Tyne and Wear HER(164): North Gosforth village - Details
North Gosforth village
The earliest reference to the placename, Gosforth, is in 1166, when William son of Siward certified that he held Goseford and half Milletone for the service of one knight's fee. North Gosforth does not appear for certain until the 13th century when 11 taxpayers are listed in 1296 and 14 in 1312. The available documentary evidence suggests gradual decay between the 16th and 18th centuries - in 1533 there were 30 (or 13) messuages; in 1566 8 messuages, 6 cottages & 10 tofts; in 1666 8 houses; and in 1780 3 cottages, 2 of them empty. Suggested sites for the medieval village are Low Gosforth House and Three Mile Bridge, west of the Great North Road and north of the Ouse Burn.

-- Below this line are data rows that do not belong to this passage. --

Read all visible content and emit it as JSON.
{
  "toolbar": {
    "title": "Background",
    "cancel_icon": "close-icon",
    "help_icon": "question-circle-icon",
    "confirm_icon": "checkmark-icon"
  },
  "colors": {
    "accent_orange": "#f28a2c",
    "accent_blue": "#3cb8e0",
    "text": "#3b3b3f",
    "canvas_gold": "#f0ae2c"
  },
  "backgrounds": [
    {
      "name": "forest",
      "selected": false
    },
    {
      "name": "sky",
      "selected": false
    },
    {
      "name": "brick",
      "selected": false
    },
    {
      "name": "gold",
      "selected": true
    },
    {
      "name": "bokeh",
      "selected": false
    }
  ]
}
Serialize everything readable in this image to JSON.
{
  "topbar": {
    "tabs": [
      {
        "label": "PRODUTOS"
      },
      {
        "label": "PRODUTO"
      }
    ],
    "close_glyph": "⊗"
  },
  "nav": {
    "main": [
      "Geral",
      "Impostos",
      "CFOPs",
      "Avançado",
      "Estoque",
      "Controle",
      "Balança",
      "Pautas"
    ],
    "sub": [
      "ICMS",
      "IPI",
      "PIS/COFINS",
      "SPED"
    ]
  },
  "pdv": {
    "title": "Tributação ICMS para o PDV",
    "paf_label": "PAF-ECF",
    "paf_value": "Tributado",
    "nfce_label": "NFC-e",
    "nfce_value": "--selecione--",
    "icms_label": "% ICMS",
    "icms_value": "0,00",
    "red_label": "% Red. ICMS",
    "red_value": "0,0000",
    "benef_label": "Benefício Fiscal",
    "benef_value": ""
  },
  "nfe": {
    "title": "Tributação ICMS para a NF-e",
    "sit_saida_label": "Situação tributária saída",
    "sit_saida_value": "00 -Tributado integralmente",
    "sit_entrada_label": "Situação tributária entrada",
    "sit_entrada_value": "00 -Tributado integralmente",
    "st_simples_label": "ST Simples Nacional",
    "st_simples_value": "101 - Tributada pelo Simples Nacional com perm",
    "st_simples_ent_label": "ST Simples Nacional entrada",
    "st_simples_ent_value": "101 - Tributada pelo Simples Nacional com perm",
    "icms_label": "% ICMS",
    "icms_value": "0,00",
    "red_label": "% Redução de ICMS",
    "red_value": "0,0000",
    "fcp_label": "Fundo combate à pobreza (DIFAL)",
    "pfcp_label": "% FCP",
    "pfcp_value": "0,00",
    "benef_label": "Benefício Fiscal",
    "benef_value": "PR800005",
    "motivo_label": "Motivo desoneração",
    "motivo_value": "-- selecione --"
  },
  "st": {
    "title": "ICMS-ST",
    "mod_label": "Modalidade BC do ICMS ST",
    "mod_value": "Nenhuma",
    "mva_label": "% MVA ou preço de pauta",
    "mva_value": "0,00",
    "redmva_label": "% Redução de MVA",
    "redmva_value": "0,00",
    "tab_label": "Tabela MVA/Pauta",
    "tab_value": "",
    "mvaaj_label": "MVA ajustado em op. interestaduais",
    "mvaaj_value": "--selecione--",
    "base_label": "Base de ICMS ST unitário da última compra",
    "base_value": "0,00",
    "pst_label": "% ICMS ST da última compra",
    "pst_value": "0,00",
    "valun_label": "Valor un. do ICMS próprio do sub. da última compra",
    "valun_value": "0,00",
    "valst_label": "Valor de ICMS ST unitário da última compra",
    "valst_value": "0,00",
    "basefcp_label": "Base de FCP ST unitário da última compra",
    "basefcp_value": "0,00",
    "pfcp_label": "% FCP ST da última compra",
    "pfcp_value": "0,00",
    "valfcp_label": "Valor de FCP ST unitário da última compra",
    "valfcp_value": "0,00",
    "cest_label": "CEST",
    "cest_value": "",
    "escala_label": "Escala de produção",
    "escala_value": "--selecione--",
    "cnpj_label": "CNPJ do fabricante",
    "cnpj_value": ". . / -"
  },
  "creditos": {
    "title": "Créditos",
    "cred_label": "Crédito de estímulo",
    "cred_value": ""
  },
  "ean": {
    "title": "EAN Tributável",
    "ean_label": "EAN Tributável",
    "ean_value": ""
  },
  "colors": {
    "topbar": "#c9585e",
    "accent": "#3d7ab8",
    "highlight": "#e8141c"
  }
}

<< HER 164 >> H. Hall, ed. 1896, The Red Book of the Exchequer Part I, Rolls Series 99 p. 440; Part II, pp. 563, 606, 713 Cal. I.P.M.Vol. XV, no. 271 Northumberland Records Office, 18th century - ZBG1/1-18 Northumberland Records Office, Hearth Tax - 1666 - E 179/158/103 Northumberland Records Office, Watson Collection - (date unknown) Gosforth Shelf 26, no. 22 Northumberland Records Office,Tithe Award, North Gosforth, DT 357 S J. Brand, 1789, History of Newcastle, Vol. I, pp. 321-2 R. Welford, (date unknown) A History of the Parish of Gosforth S. Holmes, 1883, Recent Investigations at the Ruined Chapel of North Gosforth, Archaeologia Aeliana, 2, IX, p. 206 M.H. Dodds, 1930, North Gosforth Township, Northumberland County History,XIII, pp. 345-355